(PROVIDED RECORDS begins)

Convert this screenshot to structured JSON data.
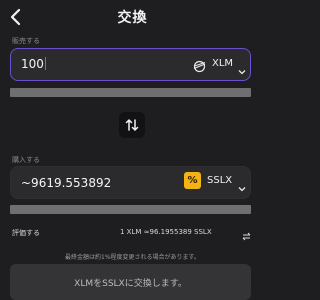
{
  "header": {
    "title": "交換"
  },
  "sell": {
    "label": "販売する",
    "amount": "100",
    "token": "XLM",
    "icon": "stellar-icon"
  },
  "swap": {
    "icon": "swap-arrows-icon"
  },
  "buy": {
    "label": "購入する",
    "amount": "~9619.553892",
    "token": "SSLX",
    "icon": "percent-badge-icon",
    "accent": "#f3b312"
  },
  "rate": {
    "label": "評価する",
    "value": "1 XLM ≈96.1955389 SSLX",
    "icon": "refresh-swap-icon"
  },
  "note": "最終金額は約1%程度変更される場合があります。",
  "submit": {
    "label": "XLMをSSLXに交換します。"
  },
  "colors": {
    "background": "#1e1e20",
    "accent": "#6b4fcf",
    "field": "#2b2b2e"
  }
}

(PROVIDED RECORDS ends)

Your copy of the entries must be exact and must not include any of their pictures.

» **EXERCISE RESULT**
Convert this screenshot to structured JSON data.
{
  "header": {
    "title": "交換"
  },
  "sell": {
    "label": "販売する",
    "amount": "100",
    "token": "XLM",
    "icon": "stellar-icon"
  },
  "swap": {
    "icon": "swap-arrows-icon"
  },
  "buy": {
    "label": "購入する",
    "amount": "~9619.553892",
    "token": "SSLX",
    "icon": "percent-badge-icon",
    "accent": "#f3b312"
  },
  "rate": {
    "label": "評価する",
    "value": "1 XLM ≈96.1955389 SSLX",
    "icon": "refresh-swap-icon"
  },
  "note": "最終金額は約1%程度変更される場合があります。",
  "submit": {
    "label": "XLMをSSLXに交換します。"
  },
  "colors": {
    "background": "#1e1e20",
    "accent": "#6b4fcf",
    "field": "#2b2b2e"
  }
}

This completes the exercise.